The American Solidarity Party invited me to be one of the featured speakers at their 2020 convention, and I spoke on vulnerability and visibility (in a speech that was an extension of my piece, “Locating Our Invisible Wounds” at Comment).
One way I went beyond the original article was weaving in Lewis Hyde’s discussion of usury in his book The Gift: Imagination and the Erotic Life of Property. You can see the full passage I quoted at the link above, and here’s what I made of it in the speech.
It’s that image that has stuck with me “no individual can make a private living by standing in the stream where surplus wealth flows toward need.” Hyde is talking about a world that takes the dignity of need as seriously as the law of gravity. As water flows downhill, so, too, excess wealth, by its very nature, flows towards need.
But if we look at what we’ve built, we live in a world of dams, of stagnant ponds, of dry riverbeds at what used to be a delta. That natural flow has been diverted and the people who are in need have been hidden. We’ve all been complicit in their concealment, lest the fact of their need spur us to bring the dams down.

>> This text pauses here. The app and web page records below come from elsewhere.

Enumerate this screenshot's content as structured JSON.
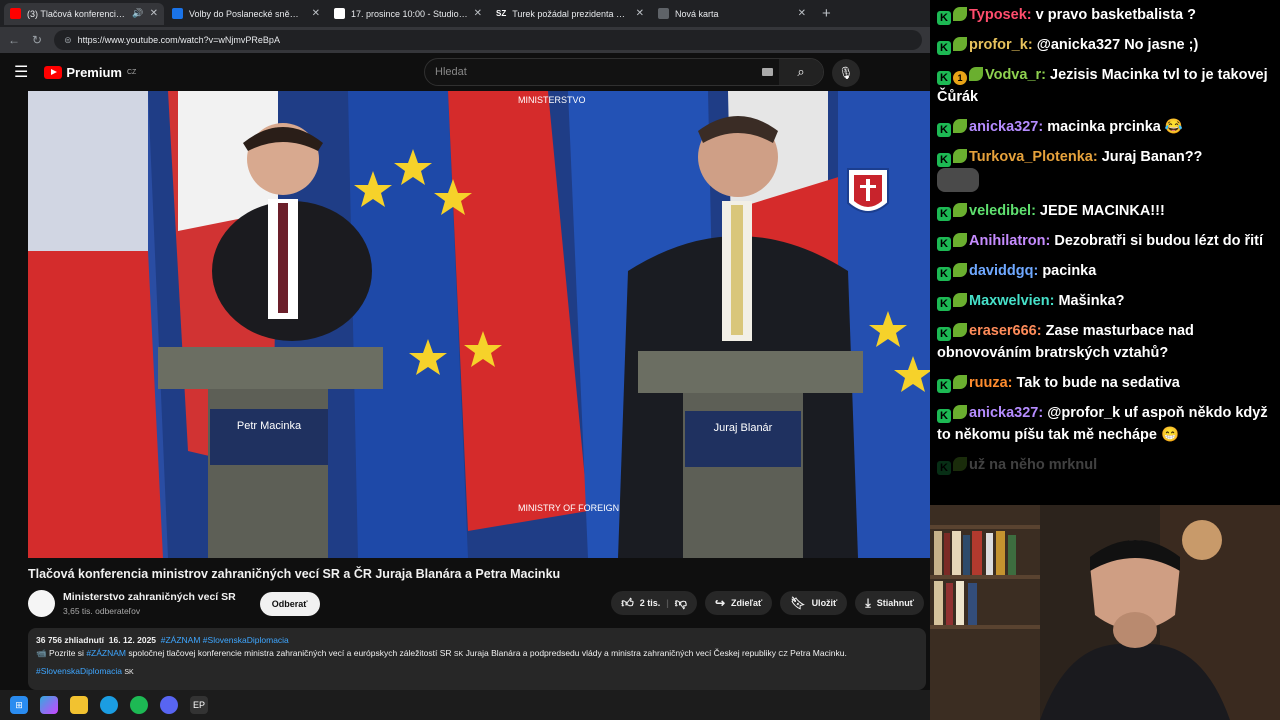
{
  "tabs": [
    {
      "title": "(3) Tlačová konferencia minist",
      "color": "#ff0000",
      "active": true
    },
    {
      "title": "Volby do Poslanecké sněmovny 20",
      "color": "#1a73e8",
      "active": false
    },
    {
      "title": "17. prosince 10:00 - Studio ČT24 |",
      "color": "#ffffff",
      "active": false
    },
    {
      "title": "Turek požádal prezidenta o schůz",
      "color": "#c0392b",
      "favtext": "SZ",
      "active": false
    },
    {
      "title": "Nová karta",
      "color": "#5f6368",
      "active": false
    }
  ],
  "url": "https://www.youtube.com/watch?v=wNjmvPReBpA",
  "youtube": {
    "logo_text": "Premium",
    "logo_sup": "CZ",
    "search_placeholder": "Hledat"
  },
  "video": {
    "title": "Tlačová konferencia ministrov zahraničných vecí SR a ČR Juraja Blanára a Petra Macinku",
    "channel": "Ministerstvo zahraničných vecí SR",
    "subscribers": "3,65 tis. odberateľov",
    "subscribe_label": "Odberať",
    "likes": "2 tis.",
    "share_label": "Zdieľať",
    "save_label": "Uložiť",
    "download_label": "Stiahnuť",
    "nameplate_left": "Petr Macinka",
    "nameplate_right": "Juraj Blanár",
    "backdrop_text_1": "MINISTERSTVO ZAHRANIČNÝCH VECÍ A EURÓPSKYCH ZÁLEŽITOSTÍ SLOVENSKEJ REPUBLIKY",
    "backdrop_text_2": "MINISTRY OF FOREIGN AND EUROPEAN AFFAIRS OF THE SLOVAK REPUBLIC"
  },
  "description": {
    "views": "36 756 zhliadnutí",
    "date": "16. 12. 2025",
    "tags": "#ZÁZNAM #SlovenskaDiplomacia",
    "line_prefix": "Pozrite si",
    "line_tag": "#ZÁZNAM",
    "line_text": "spoločnej tlačovej konferencie ministra zahraničných vecí a európskych záležitostí SR",
    "line_text2": "Juraja Blanára a podpredsedu vlády a ministra zahraničných vecí Českej republiky",
    "line_text3": "Petra Macinku.",
    "flag_sk": "SK",
    "flag_cz": "CZ",
    "bottom_tag": "#SlovenskaDiplomacia",
    "bottom_flag": "SK"
  },
  "chat": [
    {
      "user": "Typosek",
      "color": "#ff4d6d",
      "text": "v pravo basketbalista ?"
    },
    {
      "user": "profor_k",
      "color": "#e6c15c",
      "text": "@anicka327 No jasne ;)"
    },
    {
      "user": "Vodva_r",
      "color": "#8fd14f",
      "text": "Jezisis Macinka tvl to je takovej Čůrák",
      "extra_badge": "1"
    },
    {
      "user": "anicka327",
      "color": "#b58cff",
      "text": "macinka prcinka 😂"
    },
    {
      "user": "Turkova_Plotenka",
      "color": "#e6a23c",
      "text": "Juraj Banan??",
      "emote": true
    },
    {
      "user": "veledibel",
      "color": "#5fe06f",
      "text": "JEDE MACINKA!!!"
    },
    {
      "user": "Anihilatron",
      "color": "#c68cff",
      "text": "Dezobratři si budou lézt do řití"
    },
    {
      "user": "daviddgq",
      "color": "#6fa8ff",
      "text": "pacinka"
    },
    {
      "user": "Maxwelvien",
      "color": "#46e0c9",
      "text": "Mašinka?"
    },
    {
      "user": "eraser666",
      "color": "#ff8c5a",
      "text": "Zase masturbace nad obnovováním bratrských vztahů?"
    },
    {
      "user": "ruuza",
      "color": "#ff8c2e",
      "text": "Tak to bude na sedativa"
    },
    {
      "user": "anicka327",
      "color": "#b58cff",
      "text": "@profor_k uf aspoň někdo když to někomu píšu tak mě nechápe 😁"
    },
    {
      "user": "",
      "color": "#666666",
      "text": "už na něho mrknul",
      "faded": true
    }
  ]
}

After my talk, I took questions during a live Q&A, which you can check out below (and had more questions about Bayesian statistics than most political conventions).